Why Russia, China, India, Iran, would be foolish to trust the United States
US Special Operations 2
    Each day, according to SOCOM commanderGeneral Joseph Votel,
approximately 11,000 special operators are deployed or stationed outside the
United States with many more on standby, ready to respond in the event of an
overseas crisis. “I think a lot of our resources are focused in Iraq and in the
Middle East, in Syria for right now. That’s really where our head has been,” Votel
told the Aspen Security Forum in July.  Still, he insisted his troops were not
“doing anything on the ground in Syria” — even if they had carried out a night
raid there a couple of months before and it was later revealed that they are
involved in a covert campaign of drone strikes in that country.

    "
I think we are increasing our focus on Eastern Europe at this time,” he
added. “At the same time we continue to provide some level of support on
South America for Colombia and the other interests that we have down there.
And then of course we’re engaged out in the Pacific with a lot of our partners,
reassuring them and working those relationships and maintaining our presence
out there.”


In reality, the average percentage of Special Operations forces deployed to the
Greater Middle East has decreased in recent years.  Back in 2006, 85% of special
operators were deployed in support of Central Command or CENTCOM, the
geographic combatant command (GCC) that oversees operations in the region.  
By last year, that number had dropped to 69%, according to GAO figures.  Over
that same span, Northern Command — devoted to homeland defense — held
steady at 1%, European Command (EUCOM) doubled its percentage, from 3% to
6%, Pacific Command (PACOM) increased from 7% to 10%, and Southern
Command, which overseas Central and South America as well as the Caribbean,
inched up from 3% to 4%. The largest increase, however, was in a region
conspicuously absent from Votel’s rundown of special ops deployments.  In
2006, just 1% of the special operators deployed abroad were sent to Africa
Command’s area of operations.  Last year, it was 10%.


    Globetrotting is SOCOM’s stock in trade and, not coincidentally, it’s divided
into a collection of planet-girding “sub-unified commands”: the self-explanatory
SOCAFRICA; SOCEUR, the European contingent; SOCCENT, the sub-unified
command of CENTCOM; SOCKOR, which is devoted strictly to Korea; SOCPAC,
which covers the rest of the Asia-Pacific region; SOCSOUTH, which conducts
missions in Central America, South America, and the Caribbean; SOCNORTH,
which is devoted to “homeland defense”; and the ever-itinerant Joint Special

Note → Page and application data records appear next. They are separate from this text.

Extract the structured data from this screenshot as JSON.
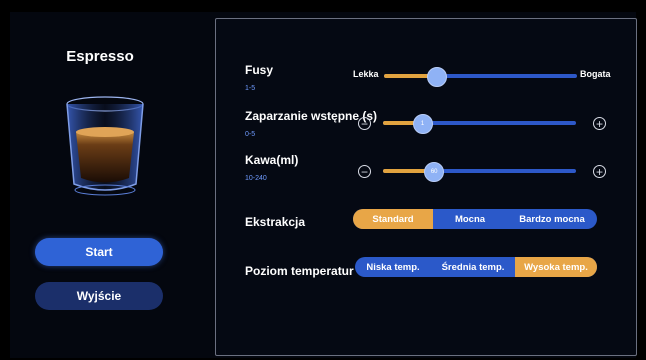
{
  "drink": {
    "title": "Espresso"
  },
  "buttons": {
    "start": "Start",
    "exit": "Wyjście"
  },
  "settings": {
    "grounds": {
      "label": "Fusy",
      "range": "1-5",
      "min_label": "Lekka",
      "max_label": "Bogata",
      "level_fraction": 0.27
    },
    "preinfusion": {
      "label": "Zaparzanie wstępne (s)",
      "range": "0-5",
      "knob_text": "1",
      "level_fraction": 0.2
    },
    "coffee": {
      "label": "Kawa(ml)",
      "range": "10-240",
      "knob_text": "60",
      "level_fraction": 0.26
    }
  },
  "extraction": {
    "label": "Ekstrakcja",
    "options": [
      "Standard",
      "Mocna",
      "Bardzo mocna"
    ],
    "selected": "Standard"
  },
  "temperature": {
    "label": "Poziom temperatur",
    "options": [
      "Niska temp.",
      "Średnia temp.",
      "Wysoka temp."
    ],
    "selected": "Wysoka temp."
  },
  "colors": {
    "accent": "#e2a33f",
    "primary": "#2d58c8",
    "background": "#04070f"
  },
  "icons": {
    "minus": "minus-circle-icon",
    "plus": "plus-circle-icon"
  }
}
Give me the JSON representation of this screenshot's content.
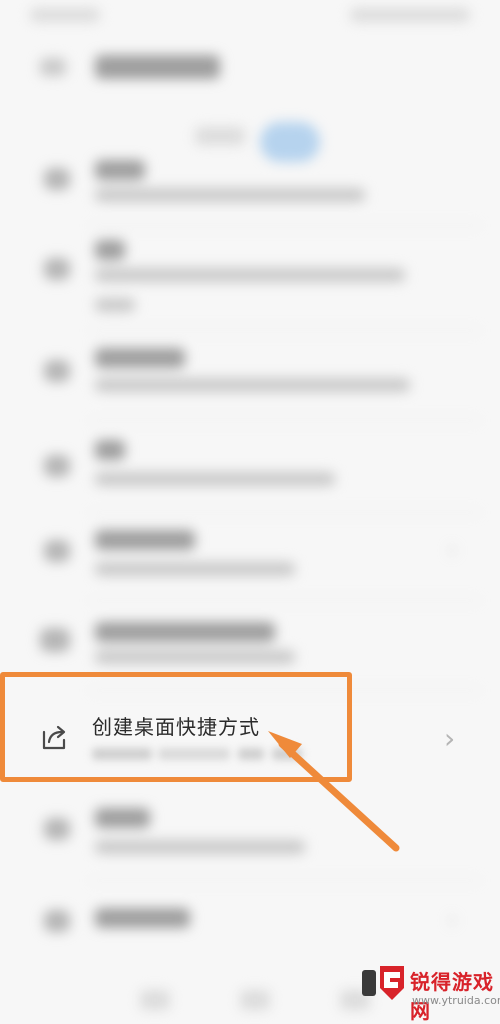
{
  "focused_item": {
    "title": "创建桌面快捷方式",
    "icon": "share-out-icon",
    "chevron": "›"
  },
  "watermark": {
    "brand": "锐得游戏网",
    "url": "www.ytruida.com"
  },
  "colors": {
    "highlight": "#ef8a3a",
    "brand": "#d8232a"
  }
}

Operations Command or JSOC, a clandestine sub-command (formerly headed by
Votel) made up of personnel from each service branch, including SEALs, Air
Force special tactics airmen, and the Army’s Delta Force that specializes in
tracking and killing suspected terrorists.

The elite of the elite in the special ops community, JSOC takes on covert,
clandestine, and low-visibility operations in the hottest of hot spots.  Some
covert ops that have come to light in recent years include a host of Delta Force
missions: among them
:

A
n operation in May in which members of the elite force killed an Islamic State
commander known as Abu Sayyaf during a night raid in Syria;


T
he 2014 release of long-time Taliban prisoner Army Sergeant Bowe Bergdahl;

T
he capture of Ahmed Abu Khattala, a suspect in 2012 terror attacks in
Benghazi, Libya;


T
he 2013 abduction of Anas al-Libi, an al-Qaeda militant, off a street in that same
country.  


Similarly, Navy SEALs have, among other operations, carried out successful
hostage rescue missions in Afghanistan and Somalia in 2012;


A
disastrous one in Yemen in 2014;

A
2013 kidnap raid in Somalia that went awry; and — that same year — a failed
evacuation mission in South Sudan in which three SEALs were wounded when
their aircraft was hit by small arms fire.